** Task to carry out **
Pick out the lines below that contain the string "Denver" and copy them all.

** Entries shown **
◆ ◆ ◆ ◆ ◆ ◆ ◆
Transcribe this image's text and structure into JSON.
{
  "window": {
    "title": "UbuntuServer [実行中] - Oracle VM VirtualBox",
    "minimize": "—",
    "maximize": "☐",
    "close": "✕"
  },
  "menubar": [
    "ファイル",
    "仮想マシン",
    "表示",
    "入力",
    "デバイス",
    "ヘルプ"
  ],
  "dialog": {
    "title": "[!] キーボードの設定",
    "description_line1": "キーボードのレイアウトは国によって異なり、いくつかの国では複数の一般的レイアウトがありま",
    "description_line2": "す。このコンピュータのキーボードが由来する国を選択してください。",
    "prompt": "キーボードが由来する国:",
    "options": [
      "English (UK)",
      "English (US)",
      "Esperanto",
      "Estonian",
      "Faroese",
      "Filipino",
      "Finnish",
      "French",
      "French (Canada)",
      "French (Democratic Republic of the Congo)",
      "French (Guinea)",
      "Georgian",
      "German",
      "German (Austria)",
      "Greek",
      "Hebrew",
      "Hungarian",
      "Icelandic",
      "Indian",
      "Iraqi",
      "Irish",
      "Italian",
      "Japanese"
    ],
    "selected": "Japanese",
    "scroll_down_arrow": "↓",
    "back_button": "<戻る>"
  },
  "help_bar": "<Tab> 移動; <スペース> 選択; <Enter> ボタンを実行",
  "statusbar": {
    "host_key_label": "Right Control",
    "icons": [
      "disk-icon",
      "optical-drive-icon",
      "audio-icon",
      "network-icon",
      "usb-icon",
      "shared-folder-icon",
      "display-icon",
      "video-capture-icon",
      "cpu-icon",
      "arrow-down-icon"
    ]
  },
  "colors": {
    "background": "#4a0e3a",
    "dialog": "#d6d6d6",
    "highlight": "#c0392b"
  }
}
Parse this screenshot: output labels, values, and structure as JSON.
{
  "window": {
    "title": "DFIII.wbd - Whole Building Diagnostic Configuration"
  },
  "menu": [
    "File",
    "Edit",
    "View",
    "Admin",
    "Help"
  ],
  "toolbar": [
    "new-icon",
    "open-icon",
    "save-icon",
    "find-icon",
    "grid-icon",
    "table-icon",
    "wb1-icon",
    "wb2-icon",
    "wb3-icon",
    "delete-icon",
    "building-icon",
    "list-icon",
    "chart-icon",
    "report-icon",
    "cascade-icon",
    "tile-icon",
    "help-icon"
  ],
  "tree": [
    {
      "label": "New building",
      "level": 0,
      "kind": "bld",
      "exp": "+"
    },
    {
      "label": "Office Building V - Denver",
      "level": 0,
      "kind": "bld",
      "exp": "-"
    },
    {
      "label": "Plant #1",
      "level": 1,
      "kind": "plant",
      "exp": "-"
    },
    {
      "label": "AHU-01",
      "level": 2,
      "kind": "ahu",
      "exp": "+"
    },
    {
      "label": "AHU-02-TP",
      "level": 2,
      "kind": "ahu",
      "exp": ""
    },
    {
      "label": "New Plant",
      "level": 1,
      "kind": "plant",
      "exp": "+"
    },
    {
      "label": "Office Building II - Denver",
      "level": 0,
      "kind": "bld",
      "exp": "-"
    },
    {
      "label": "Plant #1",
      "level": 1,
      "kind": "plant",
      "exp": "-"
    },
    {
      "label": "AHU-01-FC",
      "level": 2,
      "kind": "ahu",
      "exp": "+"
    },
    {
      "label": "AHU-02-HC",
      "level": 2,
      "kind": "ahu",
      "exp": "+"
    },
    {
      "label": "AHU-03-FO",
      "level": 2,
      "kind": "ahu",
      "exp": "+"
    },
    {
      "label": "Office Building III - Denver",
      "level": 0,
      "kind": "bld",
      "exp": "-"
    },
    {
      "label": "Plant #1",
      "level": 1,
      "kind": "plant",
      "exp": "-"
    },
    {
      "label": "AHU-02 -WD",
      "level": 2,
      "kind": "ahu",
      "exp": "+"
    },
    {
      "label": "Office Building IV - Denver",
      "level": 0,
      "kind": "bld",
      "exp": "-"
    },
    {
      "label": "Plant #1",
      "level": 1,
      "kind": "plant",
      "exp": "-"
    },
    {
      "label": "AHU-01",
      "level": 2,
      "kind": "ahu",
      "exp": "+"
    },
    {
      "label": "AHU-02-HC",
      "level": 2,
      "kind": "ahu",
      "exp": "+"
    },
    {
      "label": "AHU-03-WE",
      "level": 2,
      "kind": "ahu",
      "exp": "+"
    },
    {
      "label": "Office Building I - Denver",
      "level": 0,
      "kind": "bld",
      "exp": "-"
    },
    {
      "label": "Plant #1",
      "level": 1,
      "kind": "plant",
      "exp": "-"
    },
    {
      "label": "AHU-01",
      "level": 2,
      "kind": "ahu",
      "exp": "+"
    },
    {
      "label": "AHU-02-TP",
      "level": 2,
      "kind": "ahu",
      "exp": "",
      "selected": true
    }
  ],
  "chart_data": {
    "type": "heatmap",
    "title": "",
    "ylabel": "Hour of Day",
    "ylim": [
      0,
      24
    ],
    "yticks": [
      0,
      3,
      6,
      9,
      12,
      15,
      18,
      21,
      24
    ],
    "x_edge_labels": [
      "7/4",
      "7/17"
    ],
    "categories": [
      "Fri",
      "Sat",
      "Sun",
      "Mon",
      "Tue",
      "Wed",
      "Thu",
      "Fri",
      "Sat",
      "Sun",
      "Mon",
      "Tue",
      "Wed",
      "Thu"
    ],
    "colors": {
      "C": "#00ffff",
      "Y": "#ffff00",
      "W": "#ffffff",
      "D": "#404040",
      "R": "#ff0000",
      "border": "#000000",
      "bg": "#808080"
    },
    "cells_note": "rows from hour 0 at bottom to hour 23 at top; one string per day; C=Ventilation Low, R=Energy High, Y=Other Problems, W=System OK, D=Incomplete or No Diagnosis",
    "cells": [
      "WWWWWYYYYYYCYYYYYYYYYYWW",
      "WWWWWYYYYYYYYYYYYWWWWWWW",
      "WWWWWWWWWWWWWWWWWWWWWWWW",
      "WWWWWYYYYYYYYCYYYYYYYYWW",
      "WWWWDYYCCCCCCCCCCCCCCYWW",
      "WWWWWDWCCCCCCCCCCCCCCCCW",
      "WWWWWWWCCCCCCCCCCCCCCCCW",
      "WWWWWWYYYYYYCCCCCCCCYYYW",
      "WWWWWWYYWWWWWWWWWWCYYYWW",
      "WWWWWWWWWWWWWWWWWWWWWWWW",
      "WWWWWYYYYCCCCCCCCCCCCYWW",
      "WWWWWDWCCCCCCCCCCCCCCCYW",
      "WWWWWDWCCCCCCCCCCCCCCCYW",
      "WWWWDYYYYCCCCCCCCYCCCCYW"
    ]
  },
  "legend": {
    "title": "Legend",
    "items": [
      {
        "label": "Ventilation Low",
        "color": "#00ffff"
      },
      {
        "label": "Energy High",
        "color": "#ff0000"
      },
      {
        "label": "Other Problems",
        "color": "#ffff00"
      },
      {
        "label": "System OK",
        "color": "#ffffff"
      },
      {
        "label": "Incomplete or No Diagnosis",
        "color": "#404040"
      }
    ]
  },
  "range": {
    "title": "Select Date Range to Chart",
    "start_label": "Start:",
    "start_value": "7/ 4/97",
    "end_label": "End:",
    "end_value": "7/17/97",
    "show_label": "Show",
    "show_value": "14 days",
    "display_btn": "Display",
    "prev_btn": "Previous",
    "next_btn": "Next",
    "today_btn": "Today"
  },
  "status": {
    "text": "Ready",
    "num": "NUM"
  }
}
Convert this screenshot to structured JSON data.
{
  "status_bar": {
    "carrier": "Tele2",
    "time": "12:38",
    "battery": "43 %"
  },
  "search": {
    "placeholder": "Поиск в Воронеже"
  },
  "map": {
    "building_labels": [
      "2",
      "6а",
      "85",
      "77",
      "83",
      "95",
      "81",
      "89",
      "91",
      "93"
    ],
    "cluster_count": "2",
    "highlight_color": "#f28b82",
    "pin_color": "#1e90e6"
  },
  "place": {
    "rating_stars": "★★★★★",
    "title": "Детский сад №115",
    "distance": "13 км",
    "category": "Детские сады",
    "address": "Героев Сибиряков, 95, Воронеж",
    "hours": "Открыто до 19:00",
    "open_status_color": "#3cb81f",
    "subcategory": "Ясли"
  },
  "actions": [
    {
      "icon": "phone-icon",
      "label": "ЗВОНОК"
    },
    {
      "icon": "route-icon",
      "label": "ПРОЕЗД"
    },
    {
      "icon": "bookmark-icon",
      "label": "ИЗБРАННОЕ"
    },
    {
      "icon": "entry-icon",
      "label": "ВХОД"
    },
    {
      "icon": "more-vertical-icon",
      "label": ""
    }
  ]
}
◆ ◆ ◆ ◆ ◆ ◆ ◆
** Result of the task **
      "label": "Office Building V - Denver",
      "label": "Office Building II - Denver",
      "label": "Office Building III - Denver",
      "label": "Office Building IV - Denver",
      "label": "Office Building I - Denver",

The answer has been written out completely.